Aim of the exercise: Every line in the entries that holds "desc" should be identified and copied.

***** Records for processing

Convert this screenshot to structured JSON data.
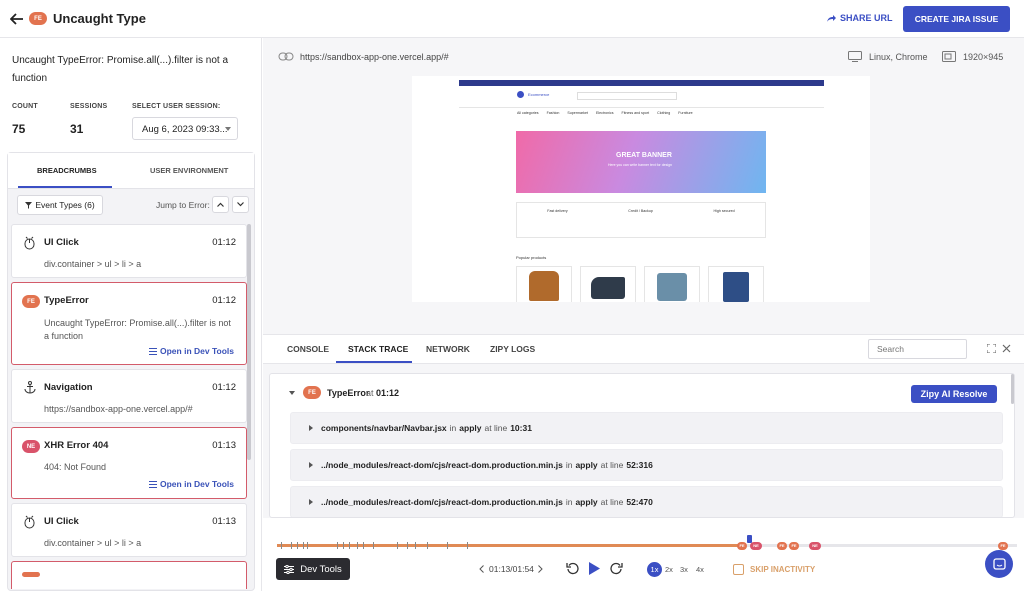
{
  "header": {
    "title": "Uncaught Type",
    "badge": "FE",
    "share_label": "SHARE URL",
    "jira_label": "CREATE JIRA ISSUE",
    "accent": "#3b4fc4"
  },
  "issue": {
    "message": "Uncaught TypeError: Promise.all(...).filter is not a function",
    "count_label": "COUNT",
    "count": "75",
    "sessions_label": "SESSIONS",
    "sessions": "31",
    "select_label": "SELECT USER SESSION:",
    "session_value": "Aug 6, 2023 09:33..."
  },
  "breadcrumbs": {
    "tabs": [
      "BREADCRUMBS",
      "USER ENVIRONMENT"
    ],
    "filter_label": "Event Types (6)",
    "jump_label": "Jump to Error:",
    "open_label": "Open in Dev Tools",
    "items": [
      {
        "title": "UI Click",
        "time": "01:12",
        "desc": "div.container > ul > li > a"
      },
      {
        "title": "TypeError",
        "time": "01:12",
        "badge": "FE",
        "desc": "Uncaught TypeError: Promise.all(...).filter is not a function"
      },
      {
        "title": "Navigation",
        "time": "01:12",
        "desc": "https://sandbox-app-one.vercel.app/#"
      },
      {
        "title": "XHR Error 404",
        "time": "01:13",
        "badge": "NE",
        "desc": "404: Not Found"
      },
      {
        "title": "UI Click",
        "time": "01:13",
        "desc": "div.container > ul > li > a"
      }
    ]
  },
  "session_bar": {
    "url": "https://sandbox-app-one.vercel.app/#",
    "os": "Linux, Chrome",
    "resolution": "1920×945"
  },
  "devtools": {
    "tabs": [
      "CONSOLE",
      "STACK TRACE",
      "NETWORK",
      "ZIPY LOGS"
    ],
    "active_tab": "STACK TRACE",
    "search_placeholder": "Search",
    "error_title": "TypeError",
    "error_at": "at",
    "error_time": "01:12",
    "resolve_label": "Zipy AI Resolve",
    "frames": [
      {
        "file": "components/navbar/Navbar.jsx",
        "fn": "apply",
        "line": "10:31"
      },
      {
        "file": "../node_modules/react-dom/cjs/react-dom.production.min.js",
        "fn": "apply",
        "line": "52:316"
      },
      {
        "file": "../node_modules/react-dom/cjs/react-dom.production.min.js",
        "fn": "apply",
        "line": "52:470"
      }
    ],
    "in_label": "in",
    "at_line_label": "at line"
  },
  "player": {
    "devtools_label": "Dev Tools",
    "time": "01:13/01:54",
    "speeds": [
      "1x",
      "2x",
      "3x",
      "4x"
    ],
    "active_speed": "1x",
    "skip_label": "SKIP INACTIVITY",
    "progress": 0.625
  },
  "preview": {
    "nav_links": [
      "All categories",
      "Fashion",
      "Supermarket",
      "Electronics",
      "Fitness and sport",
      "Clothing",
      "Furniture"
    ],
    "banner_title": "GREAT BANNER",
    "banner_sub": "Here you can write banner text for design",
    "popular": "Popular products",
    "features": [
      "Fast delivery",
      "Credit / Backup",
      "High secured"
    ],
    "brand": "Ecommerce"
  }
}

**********
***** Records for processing

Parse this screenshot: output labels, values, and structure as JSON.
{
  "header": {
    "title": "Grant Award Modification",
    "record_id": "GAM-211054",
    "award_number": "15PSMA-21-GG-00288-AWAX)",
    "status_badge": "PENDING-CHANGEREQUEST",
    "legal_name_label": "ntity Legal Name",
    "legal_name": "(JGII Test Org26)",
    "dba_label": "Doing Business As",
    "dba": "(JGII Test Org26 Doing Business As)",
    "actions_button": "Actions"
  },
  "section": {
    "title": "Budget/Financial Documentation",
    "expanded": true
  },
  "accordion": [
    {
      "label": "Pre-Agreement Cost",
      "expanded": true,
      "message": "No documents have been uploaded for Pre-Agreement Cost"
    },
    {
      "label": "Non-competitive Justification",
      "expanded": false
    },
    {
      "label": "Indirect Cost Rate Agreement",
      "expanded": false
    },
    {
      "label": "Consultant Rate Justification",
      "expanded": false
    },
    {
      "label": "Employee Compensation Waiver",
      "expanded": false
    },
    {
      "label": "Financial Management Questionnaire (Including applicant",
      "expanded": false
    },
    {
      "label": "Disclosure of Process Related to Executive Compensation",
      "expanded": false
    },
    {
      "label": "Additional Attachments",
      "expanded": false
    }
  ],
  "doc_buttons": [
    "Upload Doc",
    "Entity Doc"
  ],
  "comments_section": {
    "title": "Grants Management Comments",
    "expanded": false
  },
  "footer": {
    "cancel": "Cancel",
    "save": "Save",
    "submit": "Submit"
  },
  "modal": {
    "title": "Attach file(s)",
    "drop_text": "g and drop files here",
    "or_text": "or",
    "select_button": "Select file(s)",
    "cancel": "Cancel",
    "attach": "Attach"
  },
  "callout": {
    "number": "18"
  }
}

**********

Solution to this problem:
        "desc": "div.container > ul > li > a"
        "desc": "Uncaught TypeError: Promise.all(...).filter is not a function"
        "desc": "https://sandbox-app-one.vercel.app/#"
        "desc": "404: Not Found"
        "desc": "div.container > ul > li > a"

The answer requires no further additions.